*** Opening of Data for processing ***

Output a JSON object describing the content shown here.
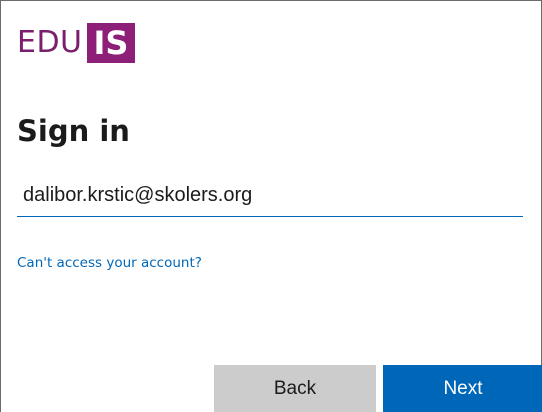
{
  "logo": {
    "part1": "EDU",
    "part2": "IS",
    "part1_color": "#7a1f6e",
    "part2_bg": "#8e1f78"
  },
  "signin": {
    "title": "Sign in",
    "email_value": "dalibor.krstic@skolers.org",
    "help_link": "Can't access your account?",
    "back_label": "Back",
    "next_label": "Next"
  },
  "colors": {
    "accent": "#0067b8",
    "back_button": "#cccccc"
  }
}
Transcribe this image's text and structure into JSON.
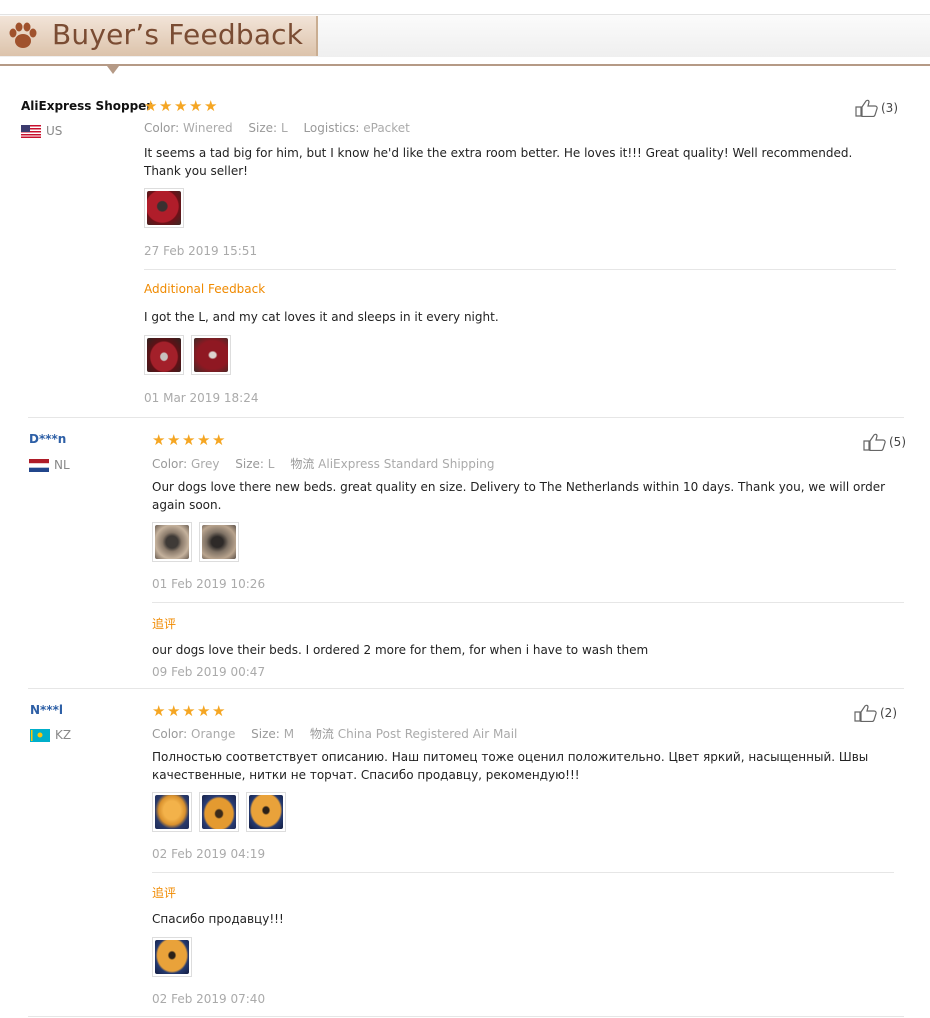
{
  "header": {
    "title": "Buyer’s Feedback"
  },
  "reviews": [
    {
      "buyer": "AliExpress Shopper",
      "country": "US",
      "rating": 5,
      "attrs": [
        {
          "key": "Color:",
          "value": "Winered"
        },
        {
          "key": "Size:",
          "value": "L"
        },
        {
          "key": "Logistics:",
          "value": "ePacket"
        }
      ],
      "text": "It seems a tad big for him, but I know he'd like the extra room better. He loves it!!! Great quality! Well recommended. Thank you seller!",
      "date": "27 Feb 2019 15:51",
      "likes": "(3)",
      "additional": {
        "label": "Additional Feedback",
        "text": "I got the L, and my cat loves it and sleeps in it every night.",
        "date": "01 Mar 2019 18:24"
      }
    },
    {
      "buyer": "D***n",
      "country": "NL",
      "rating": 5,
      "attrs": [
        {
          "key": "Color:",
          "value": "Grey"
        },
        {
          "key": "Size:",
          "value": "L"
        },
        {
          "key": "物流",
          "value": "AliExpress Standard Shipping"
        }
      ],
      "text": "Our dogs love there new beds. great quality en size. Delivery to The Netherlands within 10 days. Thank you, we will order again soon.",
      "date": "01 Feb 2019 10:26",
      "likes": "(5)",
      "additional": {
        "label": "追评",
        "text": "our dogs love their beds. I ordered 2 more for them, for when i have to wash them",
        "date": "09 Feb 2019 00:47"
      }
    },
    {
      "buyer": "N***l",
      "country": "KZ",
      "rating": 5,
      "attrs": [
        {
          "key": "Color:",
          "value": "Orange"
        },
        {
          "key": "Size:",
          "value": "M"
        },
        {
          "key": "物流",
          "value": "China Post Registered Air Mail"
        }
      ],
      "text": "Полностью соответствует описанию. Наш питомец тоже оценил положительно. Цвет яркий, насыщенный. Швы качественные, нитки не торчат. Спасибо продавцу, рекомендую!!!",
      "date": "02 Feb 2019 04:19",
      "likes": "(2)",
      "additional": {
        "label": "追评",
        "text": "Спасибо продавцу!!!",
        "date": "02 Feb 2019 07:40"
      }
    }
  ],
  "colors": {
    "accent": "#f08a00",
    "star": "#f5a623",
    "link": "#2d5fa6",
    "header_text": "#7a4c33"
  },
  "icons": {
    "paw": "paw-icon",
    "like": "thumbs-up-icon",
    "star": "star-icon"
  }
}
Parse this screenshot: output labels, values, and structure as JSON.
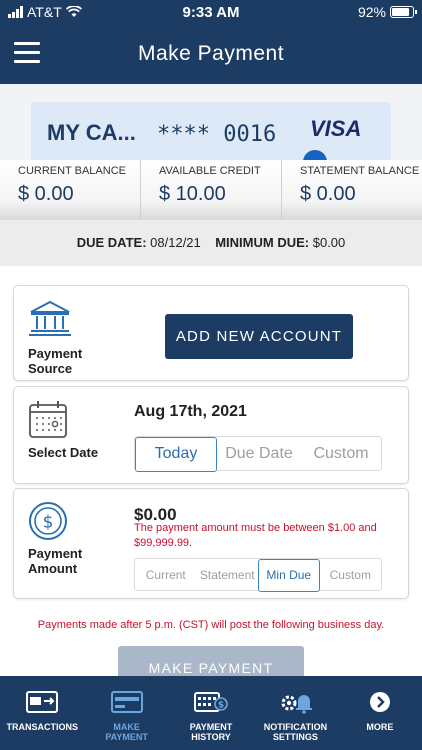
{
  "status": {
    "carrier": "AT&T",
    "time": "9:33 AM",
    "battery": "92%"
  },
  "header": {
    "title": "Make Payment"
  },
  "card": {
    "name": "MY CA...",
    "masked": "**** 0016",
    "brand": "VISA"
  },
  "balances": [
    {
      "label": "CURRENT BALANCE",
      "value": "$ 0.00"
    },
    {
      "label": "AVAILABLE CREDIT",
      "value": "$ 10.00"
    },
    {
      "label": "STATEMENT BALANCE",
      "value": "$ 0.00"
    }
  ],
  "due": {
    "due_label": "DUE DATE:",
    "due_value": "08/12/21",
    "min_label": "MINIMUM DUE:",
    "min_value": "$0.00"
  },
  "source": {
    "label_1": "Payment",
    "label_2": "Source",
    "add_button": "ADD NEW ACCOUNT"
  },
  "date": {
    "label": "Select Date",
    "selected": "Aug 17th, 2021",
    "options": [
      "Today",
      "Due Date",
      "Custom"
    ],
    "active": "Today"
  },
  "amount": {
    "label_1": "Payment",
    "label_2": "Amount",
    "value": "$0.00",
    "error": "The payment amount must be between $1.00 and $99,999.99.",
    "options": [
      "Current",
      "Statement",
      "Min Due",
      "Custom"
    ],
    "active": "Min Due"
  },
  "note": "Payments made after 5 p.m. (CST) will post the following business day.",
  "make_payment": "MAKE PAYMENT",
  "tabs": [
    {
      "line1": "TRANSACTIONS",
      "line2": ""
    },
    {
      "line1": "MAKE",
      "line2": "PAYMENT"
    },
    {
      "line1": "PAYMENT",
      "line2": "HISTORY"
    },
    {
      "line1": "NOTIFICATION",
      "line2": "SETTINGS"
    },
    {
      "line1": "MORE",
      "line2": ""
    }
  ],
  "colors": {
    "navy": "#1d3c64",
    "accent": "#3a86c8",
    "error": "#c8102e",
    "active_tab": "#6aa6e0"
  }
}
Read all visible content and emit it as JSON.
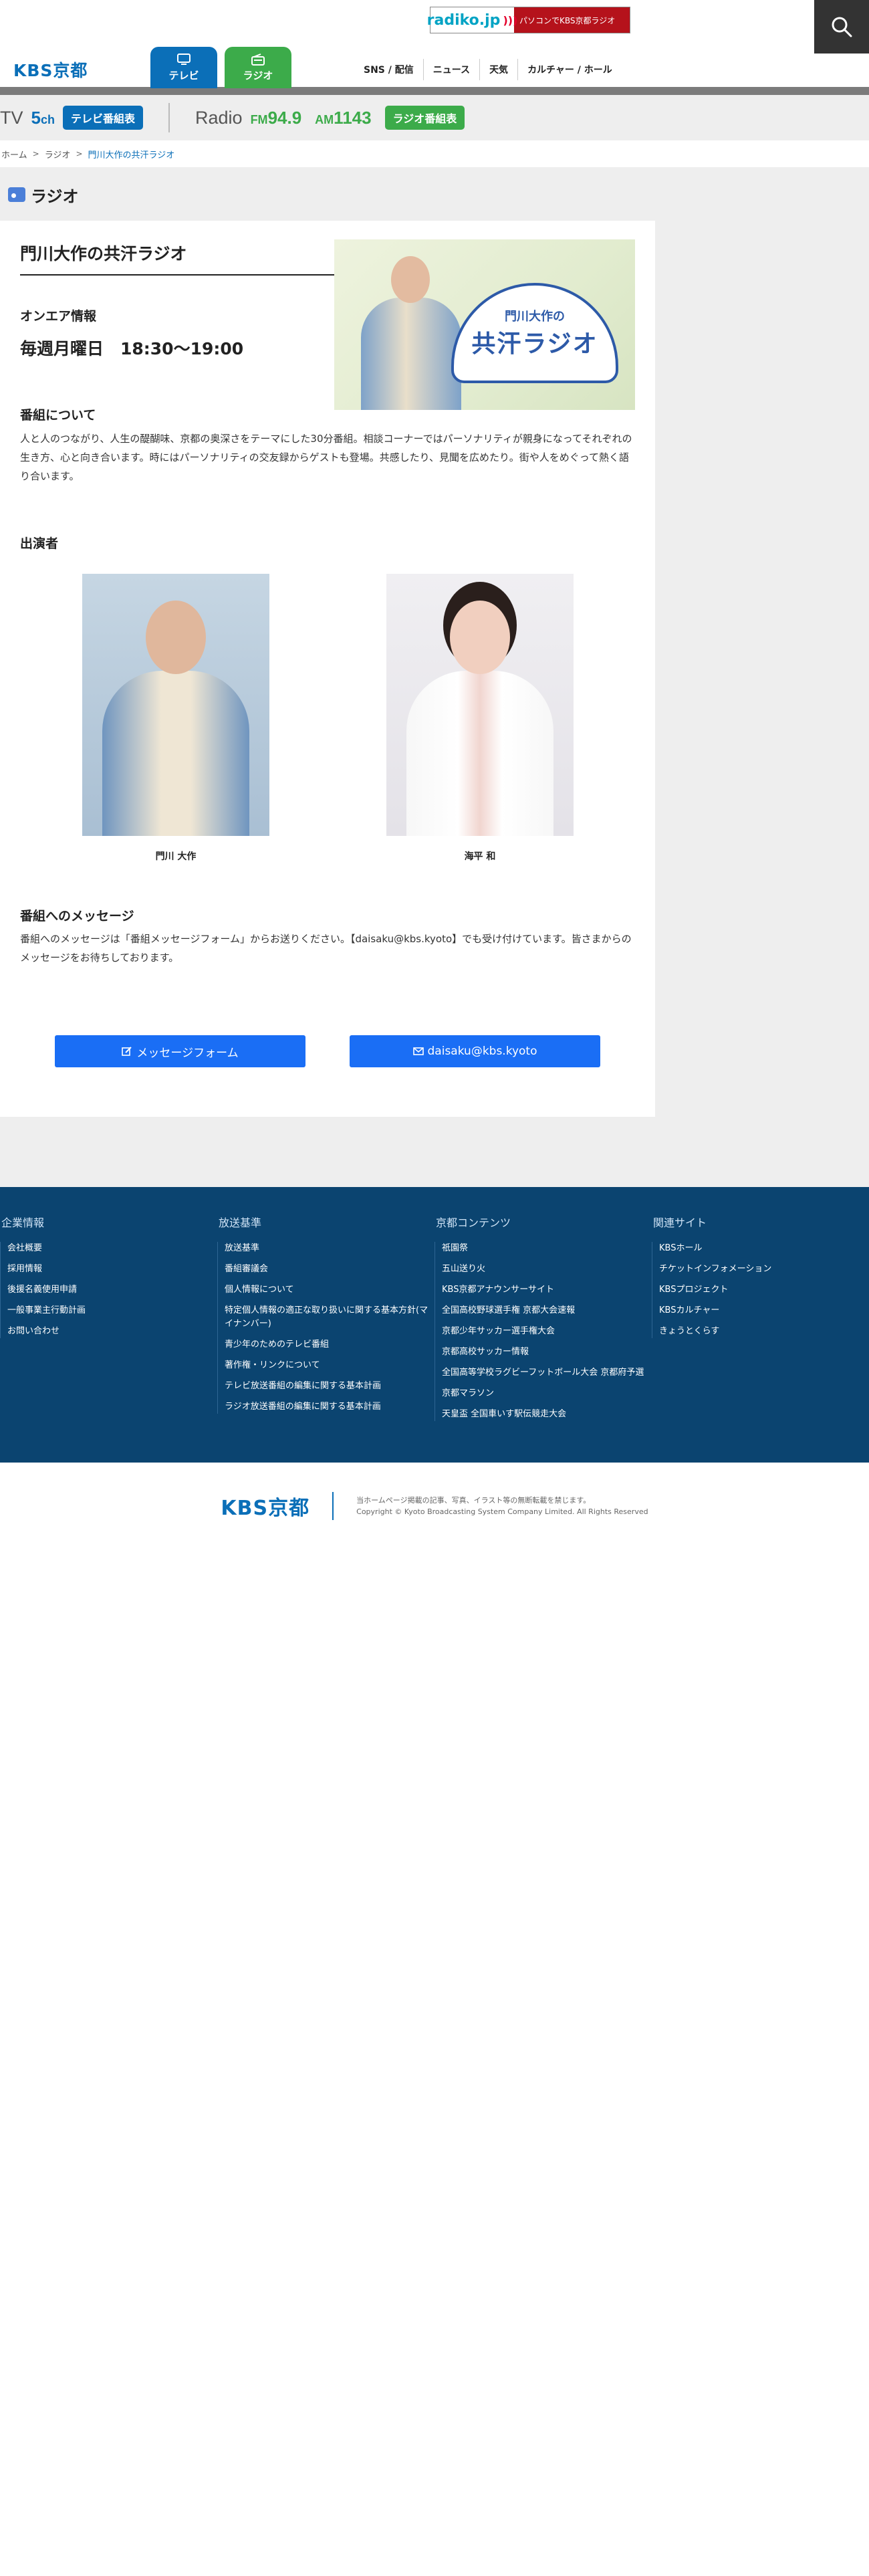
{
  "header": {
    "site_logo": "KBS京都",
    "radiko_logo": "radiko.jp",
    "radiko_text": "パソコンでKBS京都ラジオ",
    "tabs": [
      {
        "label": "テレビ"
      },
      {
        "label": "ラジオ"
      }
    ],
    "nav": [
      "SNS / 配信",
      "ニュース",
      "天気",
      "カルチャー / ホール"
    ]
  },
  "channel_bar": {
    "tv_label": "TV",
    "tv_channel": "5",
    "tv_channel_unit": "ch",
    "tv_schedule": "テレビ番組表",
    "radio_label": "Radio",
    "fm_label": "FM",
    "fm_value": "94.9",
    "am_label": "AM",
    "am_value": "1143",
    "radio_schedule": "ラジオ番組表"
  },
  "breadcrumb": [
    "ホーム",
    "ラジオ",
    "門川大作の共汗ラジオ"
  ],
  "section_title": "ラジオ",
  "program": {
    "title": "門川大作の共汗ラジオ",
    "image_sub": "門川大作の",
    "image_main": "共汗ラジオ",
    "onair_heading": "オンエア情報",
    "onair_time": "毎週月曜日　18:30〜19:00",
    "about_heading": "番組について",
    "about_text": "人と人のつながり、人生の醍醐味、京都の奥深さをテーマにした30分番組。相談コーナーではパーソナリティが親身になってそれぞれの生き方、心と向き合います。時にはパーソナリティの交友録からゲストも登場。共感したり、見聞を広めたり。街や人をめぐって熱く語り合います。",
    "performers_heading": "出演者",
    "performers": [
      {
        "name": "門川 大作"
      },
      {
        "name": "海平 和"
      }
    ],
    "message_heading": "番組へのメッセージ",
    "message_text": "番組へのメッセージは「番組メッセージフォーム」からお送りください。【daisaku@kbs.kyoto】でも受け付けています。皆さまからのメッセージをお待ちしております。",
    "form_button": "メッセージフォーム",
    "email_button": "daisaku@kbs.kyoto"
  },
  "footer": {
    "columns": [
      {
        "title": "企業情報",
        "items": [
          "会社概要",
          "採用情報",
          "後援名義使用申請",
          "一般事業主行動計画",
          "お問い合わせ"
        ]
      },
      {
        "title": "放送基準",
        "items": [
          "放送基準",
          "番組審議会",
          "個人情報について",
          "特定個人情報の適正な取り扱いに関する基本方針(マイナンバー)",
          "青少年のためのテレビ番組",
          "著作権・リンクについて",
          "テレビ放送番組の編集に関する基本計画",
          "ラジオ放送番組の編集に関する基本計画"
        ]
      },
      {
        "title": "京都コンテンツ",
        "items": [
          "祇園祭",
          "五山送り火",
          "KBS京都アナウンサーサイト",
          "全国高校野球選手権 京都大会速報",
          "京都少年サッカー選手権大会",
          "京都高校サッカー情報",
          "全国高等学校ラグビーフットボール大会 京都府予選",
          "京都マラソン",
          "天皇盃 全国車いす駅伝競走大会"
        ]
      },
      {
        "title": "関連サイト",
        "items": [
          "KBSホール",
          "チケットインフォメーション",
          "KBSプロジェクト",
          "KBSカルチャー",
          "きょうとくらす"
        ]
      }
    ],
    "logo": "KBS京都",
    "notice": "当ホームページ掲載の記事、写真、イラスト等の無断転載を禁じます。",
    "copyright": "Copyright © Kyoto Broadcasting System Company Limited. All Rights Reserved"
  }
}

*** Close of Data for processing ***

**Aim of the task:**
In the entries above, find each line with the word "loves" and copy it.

**Reply to the task:**
      "text": "It seems a tad big for him, but I know he'd like the extra room better. He loves it!!! Great quality! Well recommended. Thank you seller!",
        "text": "I got the L, and my cat loves it and sleeps in it every night.",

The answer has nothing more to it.